Each year, on 1 December, the world commemorates World AIDS Day. In 2019, there were still 38 million people living with HIV infection. One in five people living with HIV were not aware of their infection and one in 3 people receiving HIV treatment experienced disruption to the supply of HIV treatments, testing and prevention services, especially children and adolescents. In 2019, 690 000 people died from HIV-related causes and 1.7 million people were newly infected, with nearly 2 in three (62%) of these new infections occurring among key populations and their partners.
Despite significant efforts, progress in scaling up HIV services was already stalling before the COVID-19 pandemic. Slowing progress means the world will be missing the “90-90-90” targets for 2020, which were to ensure that: 90% of people living with HIV are aware of their status; 90% of people diagnosed with HIV are receiving treatment; and 90% of all people receiving treatment have achieved viral suppression. Missing these intermediate targets will make it even more difficult to achieve the end of AIDS by 2030.
The breakdown in essential HIV services due to COVID-19 threatens lives. COVID makes it difficult and dangerous for frontline health workers to deliver continuous, high quality HIV services to everyone who needs them. Sickness and restricted movement make it difficult for people living with HIV to access services. Economic disruption caused by COVID can make HIV services unaffordable or unobtainable. And the pandemic may interfere with supply chains and service delivery.
WHO theme for World AIDS Day this year is “Global solidarity, resilient HIV services”. The key actions are:
- Renew our fight to end HIV
- Use innovative HIV services to ensure continued HIV care.
- Engage and protect our nurses, midwives and community health workers
- Prioritize the vulnerable – youth and key populations
National AIDS Control Program goal is to prevent a generalized epidemic in Pakistan by containing the spread of HIV and AIDS and elimination of stigma and discrimination against those infected and effected.

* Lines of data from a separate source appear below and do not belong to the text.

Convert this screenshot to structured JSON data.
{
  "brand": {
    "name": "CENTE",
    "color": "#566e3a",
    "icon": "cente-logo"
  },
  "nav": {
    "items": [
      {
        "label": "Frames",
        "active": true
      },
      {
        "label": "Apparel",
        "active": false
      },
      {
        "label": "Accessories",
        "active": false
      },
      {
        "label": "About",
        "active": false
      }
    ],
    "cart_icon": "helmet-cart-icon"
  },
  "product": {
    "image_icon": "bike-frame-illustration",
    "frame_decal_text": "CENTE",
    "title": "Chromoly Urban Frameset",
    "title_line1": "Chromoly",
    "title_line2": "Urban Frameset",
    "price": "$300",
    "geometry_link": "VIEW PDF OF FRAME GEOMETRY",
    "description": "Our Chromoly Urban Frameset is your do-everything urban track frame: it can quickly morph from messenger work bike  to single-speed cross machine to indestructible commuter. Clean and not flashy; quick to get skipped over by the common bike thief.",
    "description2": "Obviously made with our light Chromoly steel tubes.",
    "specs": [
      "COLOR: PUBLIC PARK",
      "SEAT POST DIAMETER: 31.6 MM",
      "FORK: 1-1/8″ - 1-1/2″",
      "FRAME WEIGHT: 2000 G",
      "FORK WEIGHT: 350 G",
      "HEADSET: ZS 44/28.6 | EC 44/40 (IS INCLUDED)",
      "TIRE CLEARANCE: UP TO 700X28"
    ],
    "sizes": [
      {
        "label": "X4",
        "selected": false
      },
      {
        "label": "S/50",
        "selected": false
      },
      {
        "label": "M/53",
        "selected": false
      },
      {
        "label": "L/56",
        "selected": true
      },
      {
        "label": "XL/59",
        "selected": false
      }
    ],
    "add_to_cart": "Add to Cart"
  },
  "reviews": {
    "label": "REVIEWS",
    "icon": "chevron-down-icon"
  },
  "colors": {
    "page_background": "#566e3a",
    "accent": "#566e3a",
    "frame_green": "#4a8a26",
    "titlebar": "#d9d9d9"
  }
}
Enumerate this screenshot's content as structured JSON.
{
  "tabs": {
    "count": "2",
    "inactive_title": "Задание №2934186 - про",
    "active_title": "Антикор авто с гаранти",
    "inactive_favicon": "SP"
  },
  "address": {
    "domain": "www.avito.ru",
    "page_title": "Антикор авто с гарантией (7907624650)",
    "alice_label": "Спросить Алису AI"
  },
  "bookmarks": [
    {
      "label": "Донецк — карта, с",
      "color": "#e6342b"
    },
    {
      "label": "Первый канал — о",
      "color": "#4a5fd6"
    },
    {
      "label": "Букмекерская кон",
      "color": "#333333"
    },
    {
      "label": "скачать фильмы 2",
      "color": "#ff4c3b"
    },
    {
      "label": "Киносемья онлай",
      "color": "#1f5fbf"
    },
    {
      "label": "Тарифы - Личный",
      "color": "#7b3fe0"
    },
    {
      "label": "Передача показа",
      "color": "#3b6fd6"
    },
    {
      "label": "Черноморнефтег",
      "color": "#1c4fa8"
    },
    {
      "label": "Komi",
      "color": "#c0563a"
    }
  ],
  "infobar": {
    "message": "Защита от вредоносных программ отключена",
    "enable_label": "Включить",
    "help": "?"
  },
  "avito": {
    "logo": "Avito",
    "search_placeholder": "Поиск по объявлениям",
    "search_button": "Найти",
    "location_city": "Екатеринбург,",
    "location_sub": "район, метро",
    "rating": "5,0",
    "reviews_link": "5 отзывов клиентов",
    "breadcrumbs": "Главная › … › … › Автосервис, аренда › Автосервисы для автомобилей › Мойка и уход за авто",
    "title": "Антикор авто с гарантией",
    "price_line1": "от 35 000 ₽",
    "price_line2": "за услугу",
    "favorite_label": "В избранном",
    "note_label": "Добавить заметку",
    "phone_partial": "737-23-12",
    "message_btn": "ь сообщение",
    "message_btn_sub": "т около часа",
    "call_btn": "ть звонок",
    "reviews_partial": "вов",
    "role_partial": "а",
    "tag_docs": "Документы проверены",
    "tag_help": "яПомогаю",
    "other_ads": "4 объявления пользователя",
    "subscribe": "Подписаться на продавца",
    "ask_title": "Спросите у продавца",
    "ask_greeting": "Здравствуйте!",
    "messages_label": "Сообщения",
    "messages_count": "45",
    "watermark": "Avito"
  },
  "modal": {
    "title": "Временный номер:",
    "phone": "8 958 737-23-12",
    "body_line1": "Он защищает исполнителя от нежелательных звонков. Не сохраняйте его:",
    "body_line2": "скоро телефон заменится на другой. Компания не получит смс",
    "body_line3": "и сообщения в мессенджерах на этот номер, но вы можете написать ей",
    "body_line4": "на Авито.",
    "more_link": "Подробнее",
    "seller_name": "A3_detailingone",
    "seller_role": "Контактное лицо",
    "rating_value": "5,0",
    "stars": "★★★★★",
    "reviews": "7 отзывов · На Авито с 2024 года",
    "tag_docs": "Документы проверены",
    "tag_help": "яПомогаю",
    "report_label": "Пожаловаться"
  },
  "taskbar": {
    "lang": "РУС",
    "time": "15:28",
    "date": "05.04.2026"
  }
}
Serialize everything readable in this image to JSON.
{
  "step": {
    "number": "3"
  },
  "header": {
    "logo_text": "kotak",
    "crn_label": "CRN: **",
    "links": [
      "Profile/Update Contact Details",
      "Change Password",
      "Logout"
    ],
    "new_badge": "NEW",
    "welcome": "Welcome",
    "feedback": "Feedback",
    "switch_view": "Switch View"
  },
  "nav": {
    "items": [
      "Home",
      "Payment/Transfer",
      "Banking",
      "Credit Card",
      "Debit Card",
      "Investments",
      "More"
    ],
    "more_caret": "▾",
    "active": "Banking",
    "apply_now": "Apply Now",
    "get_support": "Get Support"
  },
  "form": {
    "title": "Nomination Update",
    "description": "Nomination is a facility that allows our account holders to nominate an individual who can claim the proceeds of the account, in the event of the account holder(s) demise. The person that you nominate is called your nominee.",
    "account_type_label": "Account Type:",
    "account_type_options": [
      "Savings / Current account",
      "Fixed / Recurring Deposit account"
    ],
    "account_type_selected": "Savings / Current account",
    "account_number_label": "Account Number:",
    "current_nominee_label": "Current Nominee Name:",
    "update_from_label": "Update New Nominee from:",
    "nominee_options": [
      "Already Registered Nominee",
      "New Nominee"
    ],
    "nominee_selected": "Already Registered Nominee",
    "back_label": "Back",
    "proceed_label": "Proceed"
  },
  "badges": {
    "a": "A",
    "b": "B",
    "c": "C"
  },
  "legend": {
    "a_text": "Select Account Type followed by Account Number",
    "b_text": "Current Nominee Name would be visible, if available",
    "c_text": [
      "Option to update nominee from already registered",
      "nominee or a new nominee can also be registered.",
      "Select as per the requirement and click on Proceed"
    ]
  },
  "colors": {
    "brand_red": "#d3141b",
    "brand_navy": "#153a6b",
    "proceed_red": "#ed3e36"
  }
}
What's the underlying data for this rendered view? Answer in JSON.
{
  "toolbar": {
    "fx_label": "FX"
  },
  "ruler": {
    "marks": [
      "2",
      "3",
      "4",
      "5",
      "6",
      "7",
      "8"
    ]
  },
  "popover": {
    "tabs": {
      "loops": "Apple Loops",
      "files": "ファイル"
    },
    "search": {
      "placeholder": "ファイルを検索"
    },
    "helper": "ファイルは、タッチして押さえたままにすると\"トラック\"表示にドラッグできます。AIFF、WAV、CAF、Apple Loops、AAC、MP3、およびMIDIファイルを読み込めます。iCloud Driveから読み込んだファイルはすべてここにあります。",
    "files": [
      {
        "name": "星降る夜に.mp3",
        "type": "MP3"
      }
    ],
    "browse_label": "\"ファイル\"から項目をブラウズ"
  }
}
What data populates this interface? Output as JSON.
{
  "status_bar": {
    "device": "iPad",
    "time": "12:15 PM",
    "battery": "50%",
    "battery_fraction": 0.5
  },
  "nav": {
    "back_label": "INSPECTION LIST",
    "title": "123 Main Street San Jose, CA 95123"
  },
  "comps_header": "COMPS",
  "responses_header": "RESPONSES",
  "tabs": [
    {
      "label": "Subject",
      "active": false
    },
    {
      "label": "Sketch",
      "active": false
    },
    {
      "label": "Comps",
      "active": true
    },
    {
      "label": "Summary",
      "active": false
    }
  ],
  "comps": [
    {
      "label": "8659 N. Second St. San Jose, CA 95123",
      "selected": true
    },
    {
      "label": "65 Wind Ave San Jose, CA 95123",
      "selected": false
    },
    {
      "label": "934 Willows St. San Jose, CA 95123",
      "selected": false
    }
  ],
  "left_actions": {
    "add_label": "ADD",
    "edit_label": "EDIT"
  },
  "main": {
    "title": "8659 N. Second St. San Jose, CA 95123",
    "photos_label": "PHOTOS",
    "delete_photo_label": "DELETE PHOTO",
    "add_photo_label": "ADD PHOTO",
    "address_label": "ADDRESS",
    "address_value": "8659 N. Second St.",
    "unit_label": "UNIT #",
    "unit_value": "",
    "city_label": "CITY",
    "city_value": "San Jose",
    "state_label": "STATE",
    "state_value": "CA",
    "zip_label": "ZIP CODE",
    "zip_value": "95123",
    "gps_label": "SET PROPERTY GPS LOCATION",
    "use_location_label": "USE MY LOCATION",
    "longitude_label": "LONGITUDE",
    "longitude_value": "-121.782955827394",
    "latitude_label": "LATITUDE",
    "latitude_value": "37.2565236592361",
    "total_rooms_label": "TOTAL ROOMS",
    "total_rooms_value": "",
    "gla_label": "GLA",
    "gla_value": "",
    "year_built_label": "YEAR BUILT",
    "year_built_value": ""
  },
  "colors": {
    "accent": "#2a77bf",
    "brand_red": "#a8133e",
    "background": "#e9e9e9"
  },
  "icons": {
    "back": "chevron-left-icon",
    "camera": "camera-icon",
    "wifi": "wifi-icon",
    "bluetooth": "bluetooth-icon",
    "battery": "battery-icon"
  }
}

NACP has registered 43,964 HIV cases, and among them 24,290 are on ART and 6588 PWID are in 47 ART centers till September 2020.
On World AIDS Day 2020, WHO is calling on global leaders and citizens to rally for “global solidarity” to overcome the challenges posed by COVID-19 on the HIV response.